My ISP has absolutely nothing to do with this blocking. My reference to a "Service Provider" meant ExpressVPN as my VPN Service Provider.
The problem could be resolved if ExpressVPN changed their Dublin server IP to something that Google, Amazon, Microsoft, etc. could all sniff and identify as being in The Republic of Ireland.
Heck! I rented my own web server for many years and no "sniffer" ever once failed to identify it's REAL location. Not that I ever had any need to hide it.
IP address are virtual... they have no physicality. They're also rare, and so they get bought and sold (in small blocks) on occasion. It's possible the problem IP address was used in another location some time in the past. Perhaps you need a different VPN supplier which will surely have different IP addresses.
Ah! So if the DNS system is defunct, what has replaced it and how does Google.com resolve to ?
No doubt I need another VPN supplier, but as I said in my original post "I would change to another provider, if I could be sure that would resolve the issue".
However, none of this answers my original question, which I must conclude is a definite "NO".
if the DNS system is defunct
Wut?! IP addresses are the output of DNS. DNS maps a name, like "www. foobar .com" (spaces added to stop link creation) to the correct IP address for that domain. IP addresses are manually assigned by server admins and then they put the IP address into the DNS system so people don't have to look up a website by IP address.
However, none of this answers my original question, which I must conclude is a definite "NO".
Web servers MUST know the source IP address so they can send the reply. When you use a VPN, the apparent source address will not be your real IP address, but it is the one that the web server must use to send the reply back to the requesting device.

Your problem is that there is no definite correlation between an IP address and a physical location. IP address ranges are owned by corporations, and these corporations may be based in country x, but there is no requirement that any individual IP address within that range is also based in the same country. A multi-national corporation may chose to have a range of IP addresses, and that all traffic is routed in to their own data centre in a particular country, from which point they connect to branch offices worldwide over their own private circuits.
I have been fully conversant with everything you say since the 1980s. Now think about the claims made by most VPN providers that their customers can have "Internet without borders: Access any content, no matter your location. Say goodbye to geoblocks." (That is a verbatim quote from a promo on the ExpresssVPN home page).

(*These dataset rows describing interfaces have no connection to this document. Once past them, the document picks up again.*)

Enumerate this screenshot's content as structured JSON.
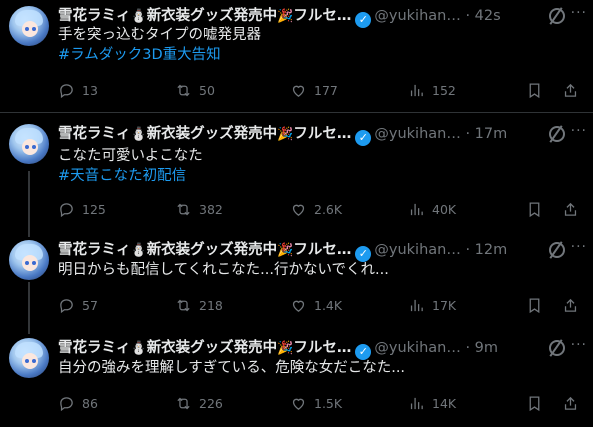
{
  "tweets": [
    {
      "name": "雪花ラミィ",
      "emoji1": "⛄",
      "name_mid": "新衣装グッズ発売中",
      "emoji2": "🎉",
      "name_end": "フルセ…",
      "handle": "@yukihan…",
      "dot": "·",
      "time": "42s",
      "text": "手を突っ込むタイプの嘘発見器",
      "hashtag": "#ラムダック3D重大告知",
      "replies": "13",
      "reposts": "50",
      "likes": "177",
      "views": "152"
    },
    {
      "name": "雪花ラミィ",
      "emoji1": "⛄",
      "name_mid": "新衣装グッズ発売中",
      "emoji2": "🎉",
      "name_end": "フルセ…",
      "handle": "@yukihan…",
      "dot": "·",
      "time": "17m",
      "text": "こなた可愛いよこなた",
      "hashtag": "#天音こなた初配信",
      "replies": "125",
      "reposts": "382",
      "likes": "2.6K",
      "views": "40K"
    },
    {
      "name": "雪花ラミィ",
      "emoji1": "⛄",
      "name_mid": "新衣装グッズ発売中",
      "emoji2": "🎉",
      "name_end": "フルセ…",
      "handle": "@yukihan…",
      "dot": "·",
      "time": "12m",
      "text": "明日からも配信してくれこなた...行かないでくれ...",
      "replies": "57",
      "reposts": "218",
      "likes": "1.4K",
      "views": "17K"
    },
    {
      "name": "雪花ラミィ",
      "emoji1": "⛄",
      "name_mid": "新衣装グッズ発売中",
      "emoji2": "🎉",
      "name_end": "フルセ…",
      "handle": "@yukihan…",
      "dot": "·",
      "time": "9m",
      "text": "自分の強みを理解しすぎている、危険な女だこなた...",
      "replies": "86",
      "reposts": "226",
      "likes": "1.5K",
      "views": "14K"
    }
  ],
  "verified_glyph": "✓",
  "more_glyph": "···",
  "colors": {
    "background": "#000000",
    "text": "#e7e9ea",
    "muted": "#71767b",
    "accent": "#1d9bf0",
    "divider": "#2f3336"
  }
}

If <Q> there is no definite correlation between an IP address and a physical location.</Q>, then why do corporations (eg. Google, Amazon, Microsoft) rely so heavily on it as a means of "protecting" customers and blocking access to geolocation restricted content?
If for example you have a Google account and a VPN provider, login to Google from New York, log out, then switch to Sydney and login to Google again and see the "Panic Mode" message Google sends you. Try accessing BBC iPlayer via any of the 4 ExpressVPN London based servers and see the rejection notice the BBC sends back to you.

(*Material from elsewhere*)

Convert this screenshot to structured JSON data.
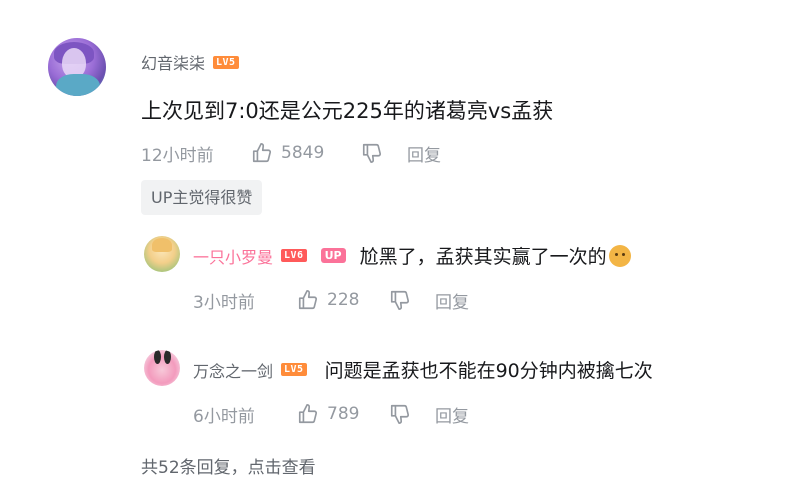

So, at the end of all this, the answer to my original question is still "NO".
why do corporations (eg. Google, Amazon, Microsoft) rely so heavily on it as a means of "protecting" customers and blocking access to geolocation restricted content?
Quite simply because they are contractually obligated to do so (for IP rights, or other contractual terms) and they have no other way to do so. They are, as they say, making lemonade out of lemons.
So there IS a definite correlation between an IP address and a physical location, otherwise these corporations would not be able to employ geolocation sniffing with such accuracy.

Nevertheless, the answer to my original question is still "NO".
When an IP address is configured for a server, then that physical server has a physical location, and some databases will manage to commingle the two when it technically is not guaranteed that a software construct has any locality in the physical world. That IP address could later be re-configured into a server in another location. This is what you originally asked about, and it does occasionally happen... with the results that the database now had a wrong location for something that it shouldn't be trying to locate in the first place. You asked why some companies do this, and that is because they have nothing better to offer when they have signed agreements saying that they will geo-block content... something defective is presumably better than nothing at all.

As for how to allow your IP address to not be known to a server, there is only one way... use someone else's IP address. This is what a VPN does for you.

@jaybird it's time to stop being pedantic and move on... accordingly I am closing this thread.